Mr Weston. 50’s plus. ’ Father of Frank Churchill. Recently married to Miss Taylor. A straightforward, openhearted man.’ He had ‘an active, cheerful mind and social temper.’ ‘There is an openness, quickness, almost a bluntness in Mr Weston, which everyone likes in him because there is so much good humour with it. N.B. This is a very small role and may be doubled with a servant.
Miss Bates. 50 plus. ‘She enjoyed an uncommon degree of popularity for a woman neither young, handsome, rich or married.’ ’Her youth had passed without distinction and her middle of life was devoted to the care of a failing mother and he endeavour to make a small income go as far as possible.’ ‘The simplicity and cheerfulness of her nature, her contented and grateful spirit, were a recommendation to everybody and a mine of felicity to herself.’
Mr Elton. Early twenties. Could be older. The recent incumbent of the vicarage, as yet, unmarried. ‘He was really a very pleasing young man, a young man whom any woman not fastidious might like.
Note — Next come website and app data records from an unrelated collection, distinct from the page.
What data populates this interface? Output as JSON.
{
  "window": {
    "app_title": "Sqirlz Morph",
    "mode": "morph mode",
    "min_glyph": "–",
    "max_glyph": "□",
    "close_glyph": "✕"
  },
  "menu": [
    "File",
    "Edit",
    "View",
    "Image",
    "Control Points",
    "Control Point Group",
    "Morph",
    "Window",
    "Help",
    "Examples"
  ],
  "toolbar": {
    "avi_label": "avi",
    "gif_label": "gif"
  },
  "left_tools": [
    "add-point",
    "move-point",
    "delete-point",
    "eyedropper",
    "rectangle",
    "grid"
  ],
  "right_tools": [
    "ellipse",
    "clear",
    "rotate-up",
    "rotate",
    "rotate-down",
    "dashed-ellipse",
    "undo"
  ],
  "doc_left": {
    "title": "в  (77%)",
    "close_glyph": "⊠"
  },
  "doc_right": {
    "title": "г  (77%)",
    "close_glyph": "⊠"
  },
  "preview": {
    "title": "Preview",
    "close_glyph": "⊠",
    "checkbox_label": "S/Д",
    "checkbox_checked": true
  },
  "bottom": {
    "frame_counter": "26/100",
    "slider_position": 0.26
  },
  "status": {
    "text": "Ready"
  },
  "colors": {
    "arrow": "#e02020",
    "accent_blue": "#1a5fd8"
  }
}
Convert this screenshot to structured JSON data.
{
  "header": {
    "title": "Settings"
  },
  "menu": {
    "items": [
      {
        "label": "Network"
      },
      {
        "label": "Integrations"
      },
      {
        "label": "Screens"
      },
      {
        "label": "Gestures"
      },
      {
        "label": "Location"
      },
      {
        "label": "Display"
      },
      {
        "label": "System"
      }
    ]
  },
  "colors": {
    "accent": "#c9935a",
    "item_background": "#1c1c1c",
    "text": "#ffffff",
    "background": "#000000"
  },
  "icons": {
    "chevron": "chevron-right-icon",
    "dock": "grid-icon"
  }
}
He was reckoned very handsome, his person much admired in general.’ Initially, ingratiating – later, proud, conceited.
Frank Churchill. Twenties. Mr Weston’s child, raised by his deceased wife’s wealthy family. Slow to visit and pay his respects to the Weston’s on the occasion of their marriage. Mr Knightley’s opinion of him – ‘He is well grown, and good looking with smooth, plausible manners.’ ‘He may have learnt to be above his connections and to care very little for anything but his own pleasure, from living with those who have always set him the example of it.’
Jane Fairfax. Early twenties. Brought up by her father’s friend, Colonel Campbell, now obliged to make her own living as a governess. ‘An orphan, the only child of Mrs Bates’s youngest daughter.’ ‘Jane Fairfax has feeling,’ said Mr Knightley – ‘I do not accuse her of want of feeling. Her sensibilities are strong – and her temper excellent in its power of forbearance, patience, self control; but it wants openness. She is reserved.’ ‘’
Mrs Elton. Mr Elton’s new wife. Early twenties. Could be older. ‘a vain woman, extremely well satisfied with herself, and thinking much of her own importance – she meant to shine and be very superior, but with manners that had been formed in a bad school, pert and familiar – – if not foolish, she was ignorant.’
There will be at least two parts for servants, to assist, ostensibly, with scene changes. An opportunity to build a small part.
To view the script, visit www.playscripts.com and search for Emma, adapted by Jon Jory.
For further information, please contact Louise.
Email. lo[email protected] .